Interface dataset entries:
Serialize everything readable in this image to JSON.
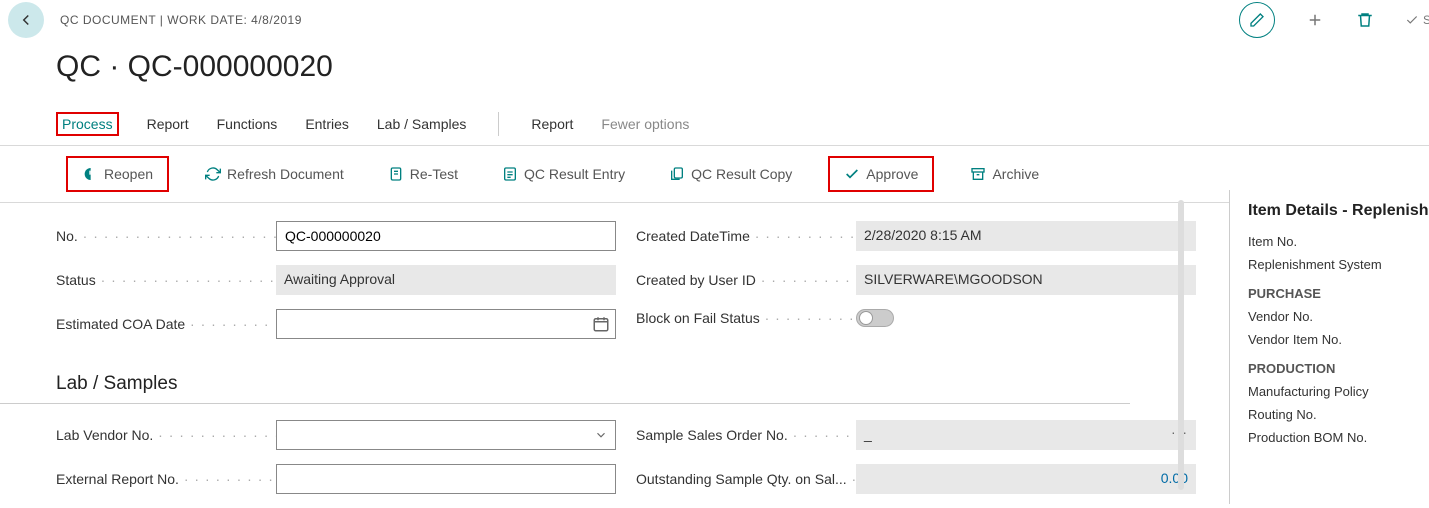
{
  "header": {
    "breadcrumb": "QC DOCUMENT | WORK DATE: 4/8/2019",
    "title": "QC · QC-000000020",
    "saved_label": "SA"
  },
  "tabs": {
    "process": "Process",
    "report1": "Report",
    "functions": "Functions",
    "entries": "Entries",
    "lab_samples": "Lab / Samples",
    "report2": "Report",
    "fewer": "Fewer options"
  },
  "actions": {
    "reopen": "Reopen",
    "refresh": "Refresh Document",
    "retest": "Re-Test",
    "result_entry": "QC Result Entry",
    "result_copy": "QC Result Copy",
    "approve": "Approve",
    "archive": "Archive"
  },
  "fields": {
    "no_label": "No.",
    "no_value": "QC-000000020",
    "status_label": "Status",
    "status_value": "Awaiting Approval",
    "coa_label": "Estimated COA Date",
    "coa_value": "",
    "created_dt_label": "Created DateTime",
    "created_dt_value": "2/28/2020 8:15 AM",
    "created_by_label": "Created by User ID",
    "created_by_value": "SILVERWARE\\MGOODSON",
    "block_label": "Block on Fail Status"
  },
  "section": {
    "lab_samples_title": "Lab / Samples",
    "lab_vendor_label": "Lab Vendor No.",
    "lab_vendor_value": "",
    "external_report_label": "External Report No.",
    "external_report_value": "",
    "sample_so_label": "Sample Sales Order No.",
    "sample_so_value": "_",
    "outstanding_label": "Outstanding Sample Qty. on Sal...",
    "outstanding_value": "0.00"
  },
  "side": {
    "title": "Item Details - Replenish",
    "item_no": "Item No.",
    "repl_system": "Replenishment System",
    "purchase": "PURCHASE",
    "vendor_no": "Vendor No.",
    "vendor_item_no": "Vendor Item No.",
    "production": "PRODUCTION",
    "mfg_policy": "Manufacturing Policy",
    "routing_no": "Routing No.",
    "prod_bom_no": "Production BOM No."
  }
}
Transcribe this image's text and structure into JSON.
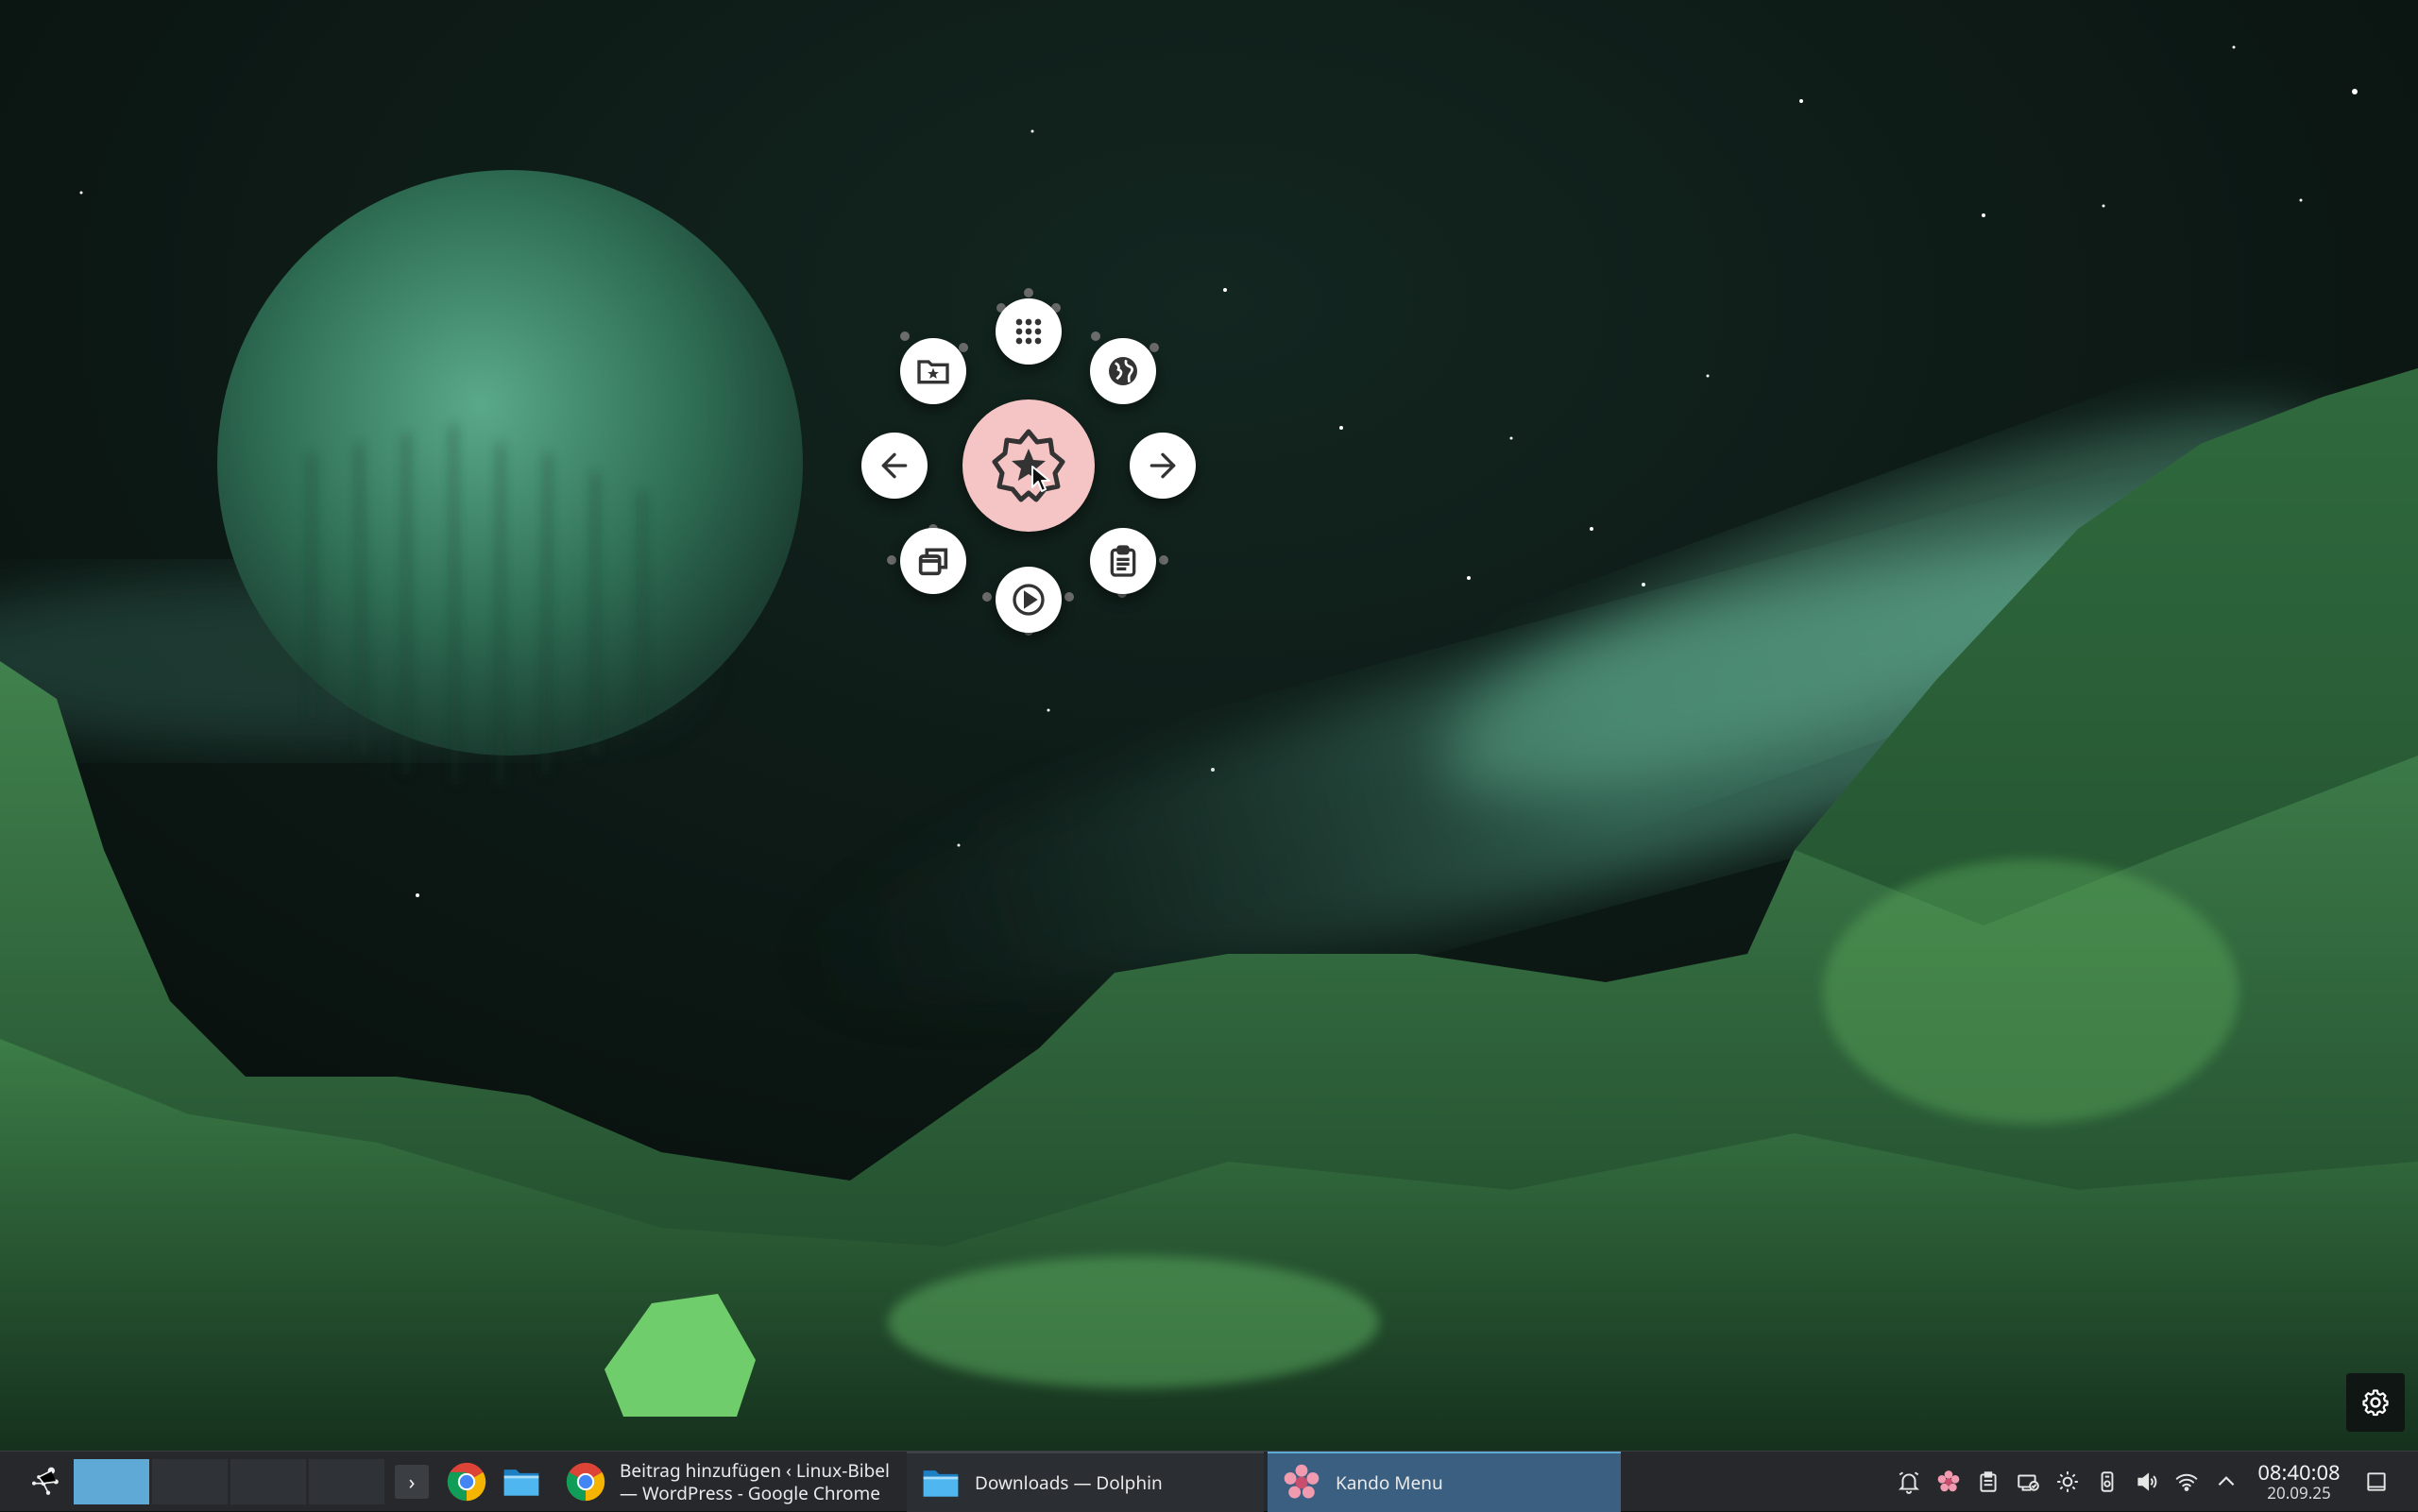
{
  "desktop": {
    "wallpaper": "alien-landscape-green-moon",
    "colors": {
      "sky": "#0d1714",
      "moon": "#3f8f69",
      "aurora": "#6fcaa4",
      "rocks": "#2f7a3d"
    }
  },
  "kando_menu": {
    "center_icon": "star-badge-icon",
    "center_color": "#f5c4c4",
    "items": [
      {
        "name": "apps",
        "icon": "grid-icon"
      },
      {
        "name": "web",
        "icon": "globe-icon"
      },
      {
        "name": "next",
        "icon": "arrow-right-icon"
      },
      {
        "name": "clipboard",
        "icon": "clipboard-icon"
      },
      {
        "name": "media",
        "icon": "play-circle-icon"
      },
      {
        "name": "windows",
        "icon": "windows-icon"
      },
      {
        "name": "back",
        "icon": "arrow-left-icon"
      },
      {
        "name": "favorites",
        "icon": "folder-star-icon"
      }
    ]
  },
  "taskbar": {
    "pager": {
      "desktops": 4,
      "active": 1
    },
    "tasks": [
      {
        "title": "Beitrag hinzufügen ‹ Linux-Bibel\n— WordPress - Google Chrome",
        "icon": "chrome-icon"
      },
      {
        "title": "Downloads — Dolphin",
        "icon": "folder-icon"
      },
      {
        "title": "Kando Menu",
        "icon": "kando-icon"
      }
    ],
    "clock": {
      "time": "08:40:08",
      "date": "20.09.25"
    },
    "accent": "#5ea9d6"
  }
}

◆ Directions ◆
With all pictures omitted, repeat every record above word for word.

◆ Answer space ◆
Serialize everything readable in this image to JSON.
{
  "header": {
    "breadcrumb": "QC DOCUMENT | WORK DATE: 4/8/2019",
    "title": "QC · QC-000000020",
    "saved_label": "SA"
  },
  "tabs": {
    "process": "Process",
    "report1": "Report",
    "functions": "Functions",
    "entries": "Entries",
    "lab_samples": "Lab / Samples",
    "report2": "Report",
    "fewer": "Fewer options"
  },
  "actions": {
    "reopen": "Reopen",
    "refresh": "Refresh Document",
    "retest": "Re-Test",
    "result_entry": "QC Result Entry",
    "result_copy": "QC Result Copy",
    "approve": "Approve",
    "archive": "Archive"
  },
  "fields": {
    "no_label": "No.",
    "no_value": "QC-000000020",
    "status_label": "Status",
    "status_value": "Awaiting Approval",
    "coa_label": "Estimated COA Date",
    "coa_value": "",
    "created_dt_label": "Created DateTime",
    "created_dt_value": "2/28/2020 8:15 AM",
    "created_by_label": "Created by User ID",
    "created_by_value": "SILVERWARE\\MGOODSON",
    "block_label": "Block on Fail Status"
  },
  "section": {
    "lab_samples_title": "Lab / Samples",
    "lab_vendor_label": "Lab Vendor No.",
    "lab_vendor_value": "",
    "external_report_label": "External Report No.",
    "external_report_value": "",
    "sample_so_label": "Sample Sales Order No.",
    "sample_so_value": "_",
    "outstanding_label": "Outstanding Sample Qty. on Sal...",
    "outstanding_value": "0.00"
  },
  "side": {
    "title": "Item Details - Replenish",
    "item_no": "Item No.",
    "repl_system": "Replenishment System",
    "purchase": "PURCHASE",
    "vendor_no": "Vendor No.",
    "vendor_item_no": "Vendor Item No.",
    "production": "PRODUCTION",
    "mfg_policy": "Manufacturing Policy",
    "routing_no": "Routing No.",
    "prod_bom_no": "Production BOM No."
  }
}
Transcribe this image's text and structure into JSON.
{
  "desktop": {
    "wallpaper": "alien-landscape-green-moon",
    "colors": {
      "sky": "#0d1714",
      "moon": "#3f8f69",
      "aurora": "#6fcaa4",
      "rocks": "#2f7a3d"
    }
  },
  "kando_menu": {
    "center_icon": "star-badge-icon",
    "center_color": "#f5c4c4",
    "items": [
      {
        "name": "apps",
        "icon": "grid-icon"
      },
      {
        "name": "web",
        "icon": "globe-icon"
      },
      {
        "name": "next",
        "icon": "arrow-right-icon"
      },
      {
        "name": "clipboard",
        "icon": "clipboard-icon"
      },
      {
        "name": "media",
        "icon": "play-circle-icon"
      },
      {
        "name": "windows",
        "icon": "windows-icon"
      },
      {
        "name": "back",
        "icon": "arrow-left-icon"
      },
      {
        "name": "favorites",
        "icon": "folder-star-icon"
      }
    ]
  },
  "taskbar": {
    "pager": {
      "desktops": 4,
      "active": 1
    },
    "tasks": [
      {
        "title": "Beitrag hinzufügen ‹ Linux-Bibel\n— WordPress - Google Chrome",
        "icon": "chrome-icon"
      },
      {
        "title": "Downloads — Dolphin",
        "icon": "folder-icon"
      },
      {
        "title": "Kando Menu",
        "icon": "kando-icon"
      }
    ],
    "clock": {
      "time": "08:40:08",
      "date": "20.09.25"
    },
    "accent": "#5ea9d6"
  }
}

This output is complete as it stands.